eBay's enduring appeal: Online auction site is still the UK's most popular e-commerce retailer

eBay's enduring appeal

The online auction site is still the UK's most popular e-commerce site
Culture Minister Ed Vaizey: ‘lack of ethnic minority and black faces on TV is weird’

'Lack of ethnic minority and black faces on TV is weird'

Culture Minister Ed Vaizey calls for immediate action to address the problem
Artist Olafur Eliasson's latest large-scale works are inspired by the paintings of JMW Turner

Magic circles: Artist Olafur Eliasson

Eliasson's works will go alongside a new exhibition of JMW Turner at Tate Britain. He tells Jay Merrick why the paintings of his hero are ripe for reinvention
Josephine Dickinson: 'A cochlear implant helped me to discover a new world of sound'

Josephine Dickinson: 'How I discovered a new world of sound'

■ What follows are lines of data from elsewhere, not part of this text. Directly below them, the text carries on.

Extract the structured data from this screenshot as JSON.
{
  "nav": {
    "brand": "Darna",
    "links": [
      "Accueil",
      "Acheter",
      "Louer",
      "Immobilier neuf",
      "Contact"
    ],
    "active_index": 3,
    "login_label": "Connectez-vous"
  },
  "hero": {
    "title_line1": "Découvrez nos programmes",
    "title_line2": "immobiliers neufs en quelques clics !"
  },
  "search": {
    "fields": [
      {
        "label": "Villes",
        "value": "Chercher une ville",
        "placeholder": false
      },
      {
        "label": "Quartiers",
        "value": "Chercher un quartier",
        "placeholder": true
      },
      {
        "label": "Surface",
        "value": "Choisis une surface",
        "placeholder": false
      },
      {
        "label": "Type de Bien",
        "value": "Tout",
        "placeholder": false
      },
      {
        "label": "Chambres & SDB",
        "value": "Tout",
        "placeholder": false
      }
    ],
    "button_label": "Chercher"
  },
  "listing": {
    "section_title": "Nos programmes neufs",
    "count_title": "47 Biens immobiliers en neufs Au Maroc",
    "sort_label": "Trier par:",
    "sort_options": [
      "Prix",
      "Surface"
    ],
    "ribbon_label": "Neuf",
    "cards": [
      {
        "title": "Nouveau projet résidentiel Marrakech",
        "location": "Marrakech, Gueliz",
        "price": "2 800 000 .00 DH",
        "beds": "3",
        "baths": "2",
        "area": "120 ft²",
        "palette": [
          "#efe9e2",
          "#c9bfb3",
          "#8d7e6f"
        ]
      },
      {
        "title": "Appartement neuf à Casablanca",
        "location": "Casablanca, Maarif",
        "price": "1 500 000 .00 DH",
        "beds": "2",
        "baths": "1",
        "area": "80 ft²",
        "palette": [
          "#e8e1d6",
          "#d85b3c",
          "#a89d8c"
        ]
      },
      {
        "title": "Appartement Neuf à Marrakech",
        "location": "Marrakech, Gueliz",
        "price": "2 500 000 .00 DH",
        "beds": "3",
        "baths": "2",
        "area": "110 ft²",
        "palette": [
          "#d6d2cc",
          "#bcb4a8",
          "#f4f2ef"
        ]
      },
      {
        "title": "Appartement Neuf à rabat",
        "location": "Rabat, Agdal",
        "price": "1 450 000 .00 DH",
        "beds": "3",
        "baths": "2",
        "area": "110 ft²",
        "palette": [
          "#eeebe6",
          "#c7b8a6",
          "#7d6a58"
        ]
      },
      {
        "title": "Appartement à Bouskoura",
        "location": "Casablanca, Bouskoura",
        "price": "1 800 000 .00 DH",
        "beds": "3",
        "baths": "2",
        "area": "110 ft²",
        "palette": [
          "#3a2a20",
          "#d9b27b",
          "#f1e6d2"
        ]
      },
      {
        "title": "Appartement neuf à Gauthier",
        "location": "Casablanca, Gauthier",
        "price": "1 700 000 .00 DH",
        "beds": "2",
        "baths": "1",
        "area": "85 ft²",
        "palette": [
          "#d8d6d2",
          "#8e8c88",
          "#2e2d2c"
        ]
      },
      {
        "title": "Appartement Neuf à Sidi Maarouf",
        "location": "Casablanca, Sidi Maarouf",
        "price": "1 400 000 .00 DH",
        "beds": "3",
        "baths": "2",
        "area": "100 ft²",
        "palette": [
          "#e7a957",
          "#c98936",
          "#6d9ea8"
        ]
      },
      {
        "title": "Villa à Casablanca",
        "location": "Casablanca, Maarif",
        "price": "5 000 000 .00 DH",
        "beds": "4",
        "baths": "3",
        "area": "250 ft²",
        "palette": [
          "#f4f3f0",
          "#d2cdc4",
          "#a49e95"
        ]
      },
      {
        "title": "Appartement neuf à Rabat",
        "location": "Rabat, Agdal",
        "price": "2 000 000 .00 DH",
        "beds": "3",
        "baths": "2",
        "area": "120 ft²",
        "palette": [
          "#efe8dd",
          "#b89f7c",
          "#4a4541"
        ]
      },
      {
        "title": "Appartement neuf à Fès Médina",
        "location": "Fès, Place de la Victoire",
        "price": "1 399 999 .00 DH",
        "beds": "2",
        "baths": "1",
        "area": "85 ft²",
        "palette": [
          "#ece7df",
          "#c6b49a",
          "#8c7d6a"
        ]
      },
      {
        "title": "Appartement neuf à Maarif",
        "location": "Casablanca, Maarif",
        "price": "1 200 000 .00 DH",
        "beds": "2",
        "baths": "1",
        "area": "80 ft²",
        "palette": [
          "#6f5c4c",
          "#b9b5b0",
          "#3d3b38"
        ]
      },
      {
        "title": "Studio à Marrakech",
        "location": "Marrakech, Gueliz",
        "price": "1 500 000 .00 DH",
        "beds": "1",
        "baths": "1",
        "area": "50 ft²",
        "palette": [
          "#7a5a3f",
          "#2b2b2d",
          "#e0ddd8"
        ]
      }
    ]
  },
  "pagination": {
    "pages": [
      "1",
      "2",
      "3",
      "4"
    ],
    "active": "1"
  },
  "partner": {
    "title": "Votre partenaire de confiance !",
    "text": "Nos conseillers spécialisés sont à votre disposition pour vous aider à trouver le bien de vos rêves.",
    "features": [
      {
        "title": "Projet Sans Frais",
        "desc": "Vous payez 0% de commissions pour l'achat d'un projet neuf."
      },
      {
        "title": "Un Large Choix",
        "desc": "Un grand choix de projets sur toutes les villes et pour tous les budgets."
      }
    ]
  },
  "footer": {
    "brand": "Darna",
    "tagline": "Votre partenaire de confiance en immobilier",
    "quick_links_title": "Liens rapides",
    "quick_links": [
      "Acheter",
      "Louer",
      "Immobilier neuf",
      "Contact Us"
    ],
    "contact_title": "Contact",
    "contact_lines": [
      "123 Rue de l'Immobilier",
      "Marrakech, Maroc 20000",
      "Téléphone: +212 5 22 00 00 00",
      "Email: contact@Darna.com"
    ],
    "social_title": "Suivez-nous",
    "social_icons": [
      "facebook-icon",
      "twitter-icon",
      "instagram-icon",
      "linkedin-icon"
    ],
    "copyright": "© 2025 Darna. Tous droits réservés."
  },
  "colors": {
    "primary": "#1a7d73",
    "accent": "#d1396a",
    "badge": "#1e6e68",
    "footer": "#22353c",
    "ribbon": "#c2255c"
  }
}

After going deaf as a child, musician and poet Josephine Dickinson made do with a hearing aid for five decades. Then she had a cochlear implant - and everything changed
Greggs Google fail: Was the bakery's response to its logo mishap a stroke of marketing genius?

Greggs gives lesson in crisis management

After a mishap with their logo, high street staple Greggs went viral this week. But, as Simon Usborne discovers, their social media response was anything but half baked
Matthew McConaughey has been singing the praises of bumbags (shame he doesn't know how to wear one)

Matthew McConaughey sings the praises of bumbags

Shame he doesn't know how to wear one. Harriet Walker explains the dos and don'ts of fanny packs
7 best quadcopters and drones

Flying fun: 7 best quadcopters and drones

From state of the art devices with stabilised cameras to mini gadgets that can soar around the home, we take some flying objects for a spin
Joey Barton: ‘I’ve been guilty of getting a bit irate’

Joey Barton: ‘I’ve been guilty of getting a bit irate’

The midfielder returned to the Premier League after two years last weekend. The controversial character had much to discuss after his first game back
Andy Murray: I quit while I’m ahead too often

Andy Murray: I quit while I’m ahead too often

British No 1 knows his consistency as well as his fitness needs working on as he prepares for the US Open after a ‘very, very up and down’ year
Ferguson: In the heartlands of America, a descent into madness

A descent into madness in America's heartlands

David Usborne arrived in Ferguson, Missouri to be greeted by a scene more redolent of Gaza and Afghanistan
BBC’s filming of raid at Sir Cliff’s home ‘may be result of corruption’

BBC faces corruption allegation over its Sir Cliff police raid coverage

Reporter’s relationship with police under scrutiny as DG is summoned by MPs to explain extensive live broadcast of swoop on singer’s home